▶ [Task requirements]: Whatever the records say, repeat them exactly as given.

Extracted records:
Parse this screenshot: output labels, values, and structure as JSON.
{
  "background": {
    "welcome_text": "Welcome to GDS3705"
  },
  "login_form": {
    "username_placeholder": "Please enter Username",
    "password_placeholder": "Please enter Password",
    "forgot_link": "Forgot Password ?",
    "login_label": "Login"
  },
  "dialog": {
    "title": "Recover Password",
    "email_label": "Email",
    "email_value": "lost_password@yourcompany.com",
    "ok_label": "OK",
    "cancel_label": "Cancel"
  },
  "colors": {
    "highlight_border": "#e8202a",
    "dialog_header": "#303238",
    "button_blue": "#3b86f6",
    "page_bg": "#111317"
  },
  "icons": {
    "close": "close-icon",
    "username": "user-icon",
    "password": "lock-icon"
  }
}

▶ [Exercise solution]:
Parse this screenshot: output labels, values, and structure as JSON.
{
  "background": {
    "welcome_text": "Welcome to GDS3705"
  },
  "login_form": {
    "username_placeholder": "Please enter Username",
    "password_placeholder": "Please enter Password",
    "forgot_link": "Forgot Password ?",
    "login_label": "Login"
  },
  "dialog": {
    "title": "Recover Password",
    "email_label": "Email",
    "email_value": "lost_password@yourcompany.com",
    "ok_label": "OK",
    "cancel_label": "Cancel"
  },
  "colors": {
    "highlight_border": "#e8202a",
    "dialog_header": "#303238",
    "button_blue": "#3b86f6",
    "page_bg": "#111317"
  },
  "icons": {
    "close": "close-icon",
    "username": "user-icon",
    "password": "lock-icon"
  }
}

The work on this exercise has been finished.